Guest poem submitted by Suresh Ramasubramanian: Was re-reading "Jeeves and the Feudal Spirit" and ran across this poem by Percy Gorringe (the "bloke with side whiskers" who loves Florence Craye). He is talking with Bertie at Brinkley Manor (Aunt Dahlia's place) and they are watching a particularly fruity sunset, which Bertie describes as "being aflame with glorious technicolour" ....
(Poem #408) Caliban at Sunset
I stood with a man Watching the sun go down. The air was full of murmurous summer scents And a brave breeze sang like a bugle From a sky that smouldered in the west, A sky of crimson, amethyst, gold and sepia And blue as blue were the eyes of Helen When she sat Gazing from some high tower in Ilium Upon the Grecian tents darkling below. And he, This man who stood beside me, Gaped like some dull, half-witted animal And said, "I say, Doesn't that sunset remind you Of a slice Of underdone roast beef?"
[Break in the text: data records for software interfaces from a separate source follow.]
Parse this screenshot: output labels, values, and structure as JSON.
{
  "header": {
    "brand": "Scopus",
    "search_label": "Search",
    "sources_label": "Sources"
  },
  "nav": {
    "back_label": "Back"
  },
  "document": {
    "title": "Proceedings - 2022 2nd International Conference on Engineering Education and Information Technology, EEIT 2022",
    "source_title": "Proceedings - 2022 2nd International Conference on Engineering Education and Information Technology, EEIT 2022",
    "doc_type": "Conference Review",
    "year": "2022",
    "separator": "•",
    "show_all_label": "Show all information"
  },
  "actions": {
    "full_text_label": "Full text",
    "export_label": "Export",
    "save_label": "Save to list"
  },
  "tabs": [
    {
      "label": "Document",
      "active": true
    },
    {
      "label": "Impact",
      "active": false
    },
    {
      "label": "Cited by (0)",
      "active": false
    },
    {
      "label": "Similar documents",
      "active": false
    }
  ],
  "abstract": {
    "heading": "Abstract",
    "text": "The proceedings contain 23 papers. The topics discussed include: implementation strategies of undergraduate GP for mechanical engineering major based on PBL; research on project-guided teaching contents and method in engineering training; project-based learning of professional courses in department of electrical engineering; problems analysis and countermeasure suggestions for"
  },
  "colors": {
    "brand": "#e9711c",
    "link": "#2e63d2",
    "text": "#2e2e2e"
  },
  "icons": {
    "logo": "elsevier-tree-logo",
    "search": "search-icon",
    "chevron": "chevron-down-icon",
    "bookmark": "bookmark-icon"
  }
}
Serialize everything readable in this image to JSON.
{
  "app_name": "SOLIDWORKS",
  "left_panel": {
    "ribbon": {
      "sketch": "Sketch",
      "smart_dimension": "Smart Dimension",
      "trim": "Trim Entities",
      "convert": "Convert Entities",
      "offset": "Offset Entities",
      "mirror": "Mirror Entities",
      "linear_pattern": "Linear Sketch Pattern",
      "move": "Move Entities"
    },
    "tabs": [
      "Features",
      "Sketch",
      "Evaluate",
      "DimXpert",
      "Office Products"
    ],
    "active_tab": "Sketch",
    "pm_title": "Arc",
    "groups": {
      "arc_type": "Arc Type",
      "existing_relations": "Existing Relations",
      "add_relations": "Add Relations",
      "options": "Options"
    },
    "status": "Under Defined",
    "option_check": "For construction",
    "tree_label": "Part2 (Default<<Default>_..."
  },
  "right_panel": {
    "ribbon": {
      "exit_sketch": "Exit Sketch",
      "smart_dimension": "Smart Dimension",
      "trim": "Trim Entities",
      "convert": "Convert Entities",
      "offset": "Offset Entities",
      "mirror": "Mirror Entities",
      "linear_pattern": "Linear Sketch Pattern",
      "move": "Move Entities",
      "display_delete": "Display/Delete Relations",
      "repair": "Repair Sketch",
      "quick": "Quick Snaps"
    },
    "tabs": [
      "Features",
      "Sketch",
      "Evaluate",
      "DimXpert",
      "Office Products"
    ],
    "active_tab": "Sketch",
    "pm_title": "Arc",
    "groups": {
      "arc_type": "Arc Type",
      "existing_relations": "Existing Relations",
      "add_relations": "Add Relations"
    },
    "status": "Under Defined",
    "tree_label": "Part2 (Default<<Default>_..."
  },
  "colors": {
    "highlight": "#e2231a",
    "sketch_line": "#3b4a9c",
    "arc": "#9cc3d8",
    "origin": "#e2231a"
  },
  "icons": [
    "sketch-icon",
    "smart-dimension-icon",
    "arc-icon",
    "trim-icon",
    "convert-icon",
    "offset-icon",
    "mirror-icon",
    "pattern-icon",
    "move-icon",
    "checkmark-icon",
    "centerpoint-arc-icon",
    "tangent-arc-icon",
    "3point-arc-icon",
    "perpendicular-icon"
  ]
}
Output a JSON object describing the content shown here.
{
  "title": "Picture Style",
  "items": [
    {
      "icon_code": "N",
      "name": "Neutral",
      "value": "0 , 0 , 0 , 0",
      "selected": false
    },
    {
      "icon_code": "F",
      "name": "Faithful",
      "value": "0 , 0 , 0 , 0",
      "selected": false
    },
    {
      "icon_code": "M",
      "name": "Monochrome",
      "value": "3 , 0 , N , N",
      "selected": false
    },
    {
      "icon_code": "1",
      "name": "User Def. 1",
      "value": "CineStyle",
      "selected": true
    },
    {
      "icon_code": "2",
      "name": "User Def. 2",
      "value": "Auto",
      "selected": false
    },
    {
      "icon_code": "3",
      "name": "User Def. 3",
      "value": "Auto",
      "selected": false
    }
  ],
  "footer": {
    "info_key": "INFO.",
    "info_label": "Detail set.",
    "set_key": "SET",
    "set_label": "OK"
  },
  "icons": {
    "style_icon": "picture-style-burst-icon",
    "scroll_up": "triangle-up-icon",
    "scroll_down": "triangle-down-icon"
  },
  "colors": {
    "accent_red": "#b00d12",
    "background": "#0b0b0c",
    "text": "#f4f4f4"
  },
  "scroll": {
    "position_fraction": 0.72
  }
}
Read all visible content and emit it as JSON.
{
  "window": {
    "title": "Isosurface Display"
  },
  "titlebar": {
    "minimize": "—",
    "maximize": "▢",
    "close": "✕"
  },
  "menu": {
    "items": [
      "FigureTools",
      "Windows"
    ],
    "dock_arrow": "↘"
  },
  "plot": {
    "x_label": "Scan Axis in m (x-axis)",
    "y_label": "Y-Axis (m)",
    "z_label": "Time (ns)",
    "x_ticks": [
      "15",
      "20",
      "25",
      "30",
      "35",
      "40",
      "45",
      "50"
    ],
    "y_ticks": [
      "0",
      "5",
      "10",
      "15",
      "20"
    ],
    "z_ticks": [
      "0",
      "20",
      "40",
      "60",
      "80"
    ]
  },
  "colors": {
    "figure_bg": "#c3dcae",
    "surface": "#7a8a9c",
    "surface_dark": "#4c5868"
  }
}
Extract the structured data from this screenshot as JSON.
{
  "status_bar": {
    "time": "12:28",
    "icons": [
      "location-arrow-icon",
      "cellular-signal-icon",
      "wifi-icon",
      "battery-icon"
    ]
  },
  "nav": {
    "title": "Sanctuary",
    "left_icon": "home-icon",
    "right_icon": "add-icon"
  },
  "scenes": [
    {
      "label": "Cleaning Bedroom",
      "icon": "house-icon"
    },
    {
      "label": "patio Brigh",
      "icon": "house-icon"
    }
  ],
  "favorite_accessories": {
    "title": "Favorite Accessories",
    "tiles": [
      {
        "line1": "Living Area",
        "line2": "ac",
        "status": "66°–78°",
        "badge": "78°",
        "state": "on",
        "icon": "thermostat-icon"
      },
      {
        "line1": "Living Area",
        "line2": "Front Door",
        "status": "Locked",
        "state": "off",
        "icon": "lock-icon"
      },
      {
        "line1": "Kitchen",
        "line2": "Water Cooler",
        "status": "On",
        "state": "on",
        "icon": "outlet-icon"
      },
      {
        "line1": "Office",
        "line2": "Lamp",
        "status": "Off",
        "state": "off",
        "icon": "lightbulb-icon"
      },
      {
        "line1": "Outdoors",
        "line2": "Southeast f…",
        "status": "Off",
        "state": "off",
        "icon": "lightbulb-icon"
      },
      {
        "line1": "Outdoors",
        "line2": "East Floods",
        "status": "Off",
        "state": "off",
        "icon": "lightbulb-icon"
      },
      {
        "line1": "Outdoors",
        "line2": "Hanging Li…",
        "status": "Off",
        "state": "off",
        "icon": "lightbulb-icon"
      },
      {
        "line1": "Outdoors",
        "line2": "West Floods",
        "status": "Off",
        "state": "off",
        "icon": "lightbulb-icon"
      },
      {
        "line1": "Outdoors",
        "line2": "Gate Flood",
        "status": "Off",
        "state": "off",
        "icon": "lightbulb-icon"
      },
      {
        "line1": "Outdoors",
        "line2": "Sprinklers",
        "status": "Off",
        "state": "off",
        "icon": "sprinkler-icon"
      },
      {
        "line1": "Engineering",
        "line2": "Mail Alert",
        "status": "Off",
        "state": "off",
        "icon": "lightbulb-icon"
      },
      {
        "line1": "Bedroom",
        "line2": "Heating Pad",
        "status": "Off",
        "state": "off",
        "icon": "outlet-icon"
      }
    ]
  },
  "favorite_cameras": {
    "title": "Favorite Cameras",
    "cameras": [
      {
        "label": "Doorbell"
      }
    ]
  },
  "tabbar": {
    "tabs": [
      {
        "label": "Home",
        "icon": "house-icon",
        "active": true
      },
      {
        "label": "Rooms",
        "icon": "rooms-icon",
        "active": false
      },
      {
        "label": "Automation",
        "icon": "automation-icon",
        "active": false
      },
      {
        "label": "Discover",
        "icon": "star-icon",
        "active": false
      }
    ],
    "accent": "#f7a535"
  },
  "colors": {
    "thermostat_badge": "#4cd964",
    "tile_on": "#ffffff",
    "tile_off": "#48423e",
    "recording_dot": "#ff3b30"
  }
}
What a lovely anticlimax - Wodehouse does it really well, using just the sort of stuff a mediocre poet would write, with all the typical conceits (florid "poetic" language, classical allusions, attempts to describe a sunset ...) and then bringing in the bit about the sky being like "underdone roast beef", which is in really good, simple English, unlike the rest of the poem. Kind of reminds me of Wordsworth's poem "Peter Bell" - something about a guy who sees only "a flower" where others see a beautiful blue primrose. I've often seen "Peter Bell" contrasted with "Daffodils", btw. Suresh.